Great cities are often built on ruins. It's often the successive layers that make them so interesting.
Couldn't quite get the colour right in the photo--it's a lot fresher feeling real-time. But this gives you a taste, anyway.
Working on a cool project with good friend of mine--designing his tattoo! Will post pixs as it develops. Just enjoying some time off here, too, after working 7 days a week for a couple of months.
Gotta get some painting done here before 2:00 so should go do that.
"Still Life with Apples and Cello" 24 X 24" Oil on Canvas.
Derek Houston's cello again--which he needs to come and get! With the lack of room around here... . But in the meantime, I am getting some more material out of it. A wobbly, not-too-realistic still life, with a nod to Matisse. Maybe even a little Fauve. A good platform for all kinds of colour improvisation and some of my signature dry-brush overpainting. I incorporated such mundane objects as a waterbottle and several plastic bags. Those of you from work looking at this, you will see that the cardboard boxes are Tena boxes. I left just enough logo showing for that.
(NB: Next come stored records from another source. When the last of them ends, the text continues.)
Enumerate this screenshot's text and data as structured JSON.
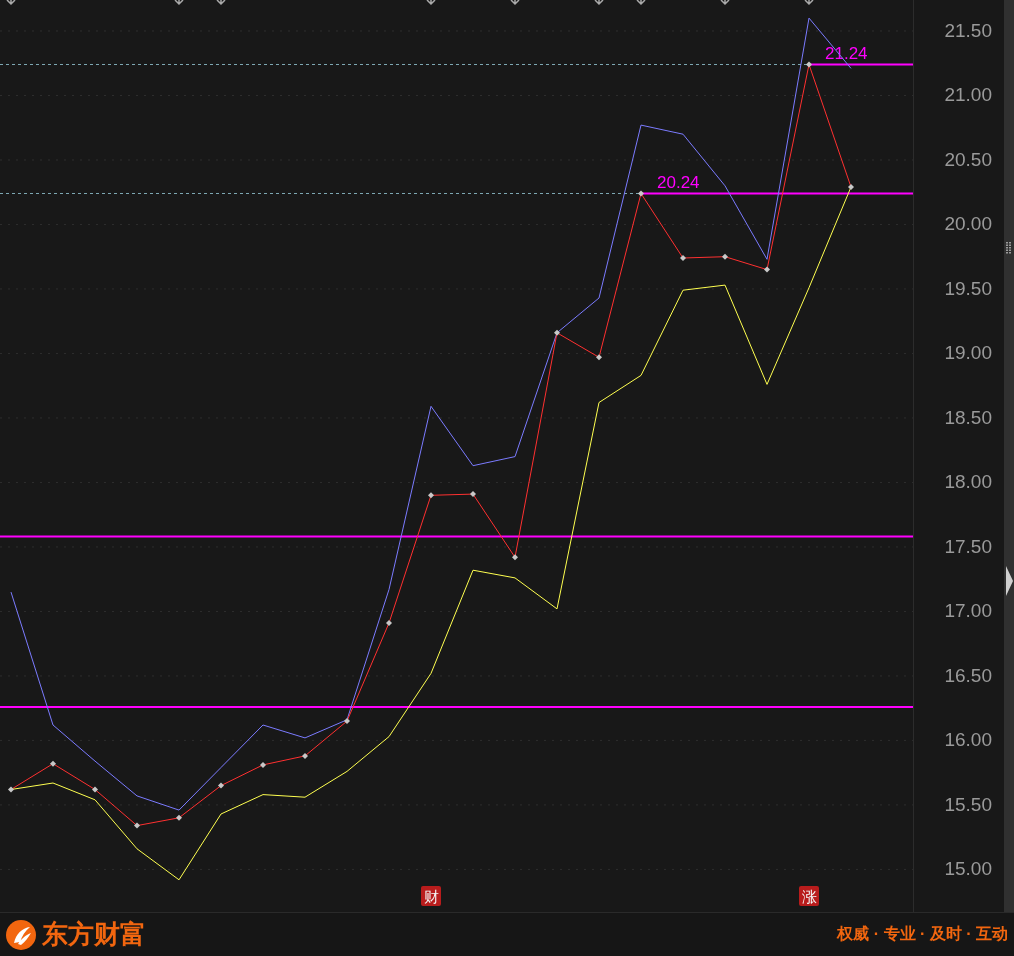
{
  "chart": {
    "chart_data": {
      "type": "line",
      "categories": [
        null,
        null,
        null,
        null,
        null,
        null,
        null,
        null,
        null,
        null,
        null,
        null,
        null,
        null,
        null,
        null,
        null,
        null,
        null,
        null,
        null
      ],
      "series": [
        {
          "color": "#7b7bff",
          "values": [
            17.15,
            16.12,
            15.84,
            15.57,
            15.46,
            15.79,
            16.12,
            16.02,
            16.16,
            17.17,
            18.59,
            18.13,
            18.2,
            19.16,
            19.43,
            20.77,
            20.7,
            20.3,
            19.73,
            21.6,
            21.21
          ]
        },
        {
          "color": "#ff3030",
          "marker": "diamond",
          "values": [
            15.62,
            15.82,
            15.62,
            15.34,
            15.4,
            15.65,
            15.81,
            15.88,
            16.15,
            16.91,
            17.9,
            17.91,
            17.42,
            19.16,
            18.97,
            20.24,
            19.74,
            19.75,
            19.65,
            21.24,
            20.29
          ]
        },
        {
          "color": "#ffff50",
          "values": [
            15.62,
            15.67,
            15.54,
            15.16,
            14.92,
            15.43,
            15.58,
            15.56,
            15.76,
            16.03,
            16.52,
            17.32,
            17.26,
            17.02,
            18.62,
            18.83,
            19.49,
            19.53,
            18.76,
            19.51,
            20.29
          ]
        }
      ],
      "ylim": [
        14.67,
        21.74
      ],
      "grid": true,
      "yticks": [
        {
          "value": 15,
          "label": "15.00"
        },
        {
          "value": 15.5,
          "label": "15.50"
        },
        {
          "value": 16,
          "label": "16.00"
        },
        {
          "value": 16.5,
          "label": "16.50"
        },
        {
          "value": 17,
          "label": "17.00"
        },
        {
          "value": 17.5,
          "label": "17.50"
        },
        {
          "value": 18,
          "label": "18.00"
        },
        {
          "value": 18.5,
          "label": "18.50"
        },
        {
          "value": 19,
          "label": "19.00"
        },
        {
          "value": 19.5,
          "label": "19.50"
        },
        {
          "value": 20,
          "label": "20.00"
        },
        {
          "value": 20.5,
          "label": "20.50"
        },
        {
          "value": 21,
          "label": "21.00"
        },
        {
          "value": 21.5,
          "label": "21.50"
        }
      ],
      "ref_lines": [
        {
          "axis": "y",
          "value": 17.58
        },
        {
          "axis": "y",
          "value": 16.26
        },
        {
          "axis": "y",
          "value": 20.24,
          "label": "20.24"
        },
        {
          "axis": "y",
          "value": 21.24,
          "label": "21.24"
        }
      ]
    },
    "event_badges": [
      "财",
      "涨"
    ]
  },
  "footer": {
    "brand": "东方财富",
    "slogan": "权威 · 专业 · 及时 · 互动"
  }
}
They are great for storage!
Yup, you know where this is. It's not that I have a one-track mind so much as I really love the place, and find the landscape there exactly the vehicle for the emotions I want to project.
"High Noon, Douglas Lake" 18 X 24" Oil on Canvas
Pretty easy to pick out the repeated rhythms and diagonals, so I'll leave you to it. I took the photo the same day I took the photo of the first Big Pine. The composition for this one was already all there, so it was fun piece to do since I didn't have to burn too many braincells getting it together. Sometimes I need to do a simpler piece to unwind. But this one is still pretty dramatic in its own quiet way. It's full of fresh, clean air--unlike my life right now. Wish fulfillment, I guess. I paint what I need.
"Self Portrait 2009" 18 X 20" Oil on canvas.
Well, I took the photo for this back in 2007, but all that has changed since then is a few more wrinkles and gray hairs, I guess. I'm as happy with the likeness as I am with the picture itself. Lots of subtle poetry, and even the shadows are packed with colour.
All photos (c) the artist's wife and Miriam Mulhall.
VICTORIA REVISITED [the other side] runs until October 22.
See you down there!
VICTORIA REVISITED [the other side] runs until October 22.
See you down there!